What to produce —
Because the pictures are not wanted, give back only the exact text of every entry below.

.....

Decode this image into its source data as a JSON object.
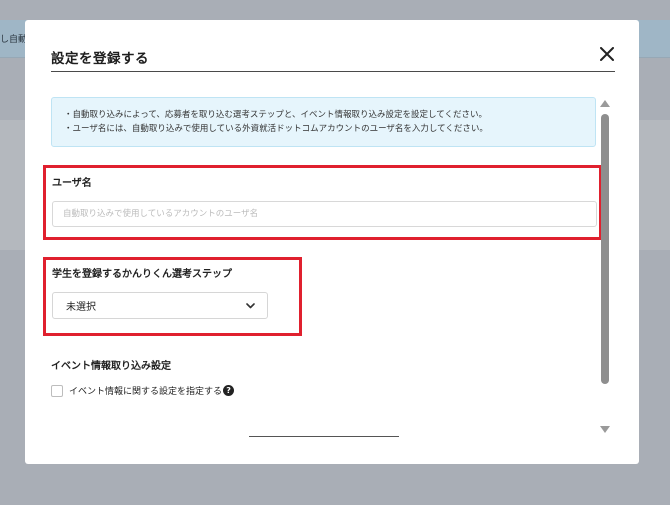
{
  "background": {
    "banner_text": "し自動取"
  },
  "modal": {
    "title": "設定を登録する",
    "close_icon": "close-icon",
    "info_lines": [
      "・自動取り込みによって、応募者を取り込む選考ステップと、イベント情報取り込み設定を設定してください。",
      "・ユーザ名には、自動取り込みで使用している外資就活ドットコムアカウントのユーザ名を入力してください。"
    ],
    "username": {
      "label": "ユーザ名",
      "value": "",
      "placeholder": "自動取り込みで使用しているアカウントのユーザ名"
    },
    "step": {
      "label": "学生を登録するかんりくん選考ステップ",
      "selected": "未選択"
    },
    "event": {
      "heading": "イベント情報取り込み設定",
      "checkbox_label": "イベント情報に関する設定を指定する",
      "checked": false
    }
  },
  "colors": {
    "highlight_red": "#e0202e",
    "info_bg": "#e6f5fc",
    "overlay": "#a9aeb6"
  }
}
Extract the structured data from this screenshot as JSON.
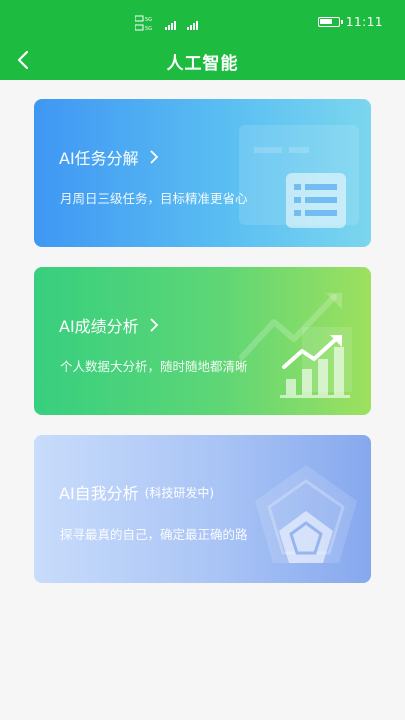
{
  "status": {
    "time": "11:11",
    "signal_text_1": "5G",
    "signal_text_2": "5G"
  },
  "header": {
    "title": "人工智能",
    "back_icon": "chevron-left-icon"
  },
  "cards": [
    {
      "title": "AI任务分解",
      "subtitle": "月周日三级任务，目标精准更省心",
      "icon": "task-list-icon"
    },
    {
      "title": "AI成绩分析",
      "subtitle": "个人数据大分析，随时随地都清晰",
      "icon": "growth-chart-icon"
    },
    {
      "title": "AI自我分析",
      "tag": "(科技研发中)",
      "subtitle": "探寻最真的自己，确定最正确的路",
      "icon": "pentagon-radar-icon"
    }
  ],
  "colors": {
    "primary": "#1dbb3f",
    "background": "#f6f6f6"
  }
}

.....

Your solution —
Decode this image into its source data as a JSON object.
{
  "background": {
    "banner_text": "し自動取"
  },
  "modal": {
    "title": "設定を登録する",
    "close_icon": "close-icon",
    "info_lines": [
      "・自動取り込みによって、応募者を取り込む選考ステップと、イベント情報取り込み設定を設定してください。",
      "・ユーザ名には、自動取り込みで使用している外資就活ドットコムアカウントのユーザ名を入力してください。"
    ],
    "username": {
      "label": "ユーザ名",
      "value": "",
      "placeholder": "自動取り込みで使用しているアカウントのユーザ名"
    },
    "step": {
      "label": "学生を登録するかんりくん選考ステップ",
      "selected": "未選択"
    },
    "event": {
      "heading": "イベント情報取り込み設定",
      "checkbox_label": "イベント情報に関する設定を指定する",
      "checked": false
    }
  },
  "colors": {
    "highlight_red": "#e0202e",
    "info_bg": "#e6f5fc",
    "overlay": "#a9aeb6"
  }
}
Extract the structured data from this screenshot as JSON.
{
  "status": {
    "time": "11:11",
    "signal_text_1": "5G",
    "signal_text_2": "5G"
  },
  "header": {
    "title": "人工智能",
    "back_icon": "chevron-left-icon"
  },
  "cards": [
    {
      "title": "AI任务分解",
      "subtitle": "月周日三级任务，目标精准更省心",
      "icon": "task-list-icon"
    },
    {
      "title": "AI成绩分析",
      "subtitle": "个人数据大分析，随时随地都清晰",
      "icon": "growth-chart-icon"
    },
    {
      "title": "AI自我分析",
      "tag": "(科技研发中)",
      "subtitle": "探寻最真的自己，确定最正确的路",
      "icon": "pentagon-radar-icon"
    }
  ],
  "colors": {
    "primary": "#1dbb3f",
    "background": "#f6f6f6"
  }
}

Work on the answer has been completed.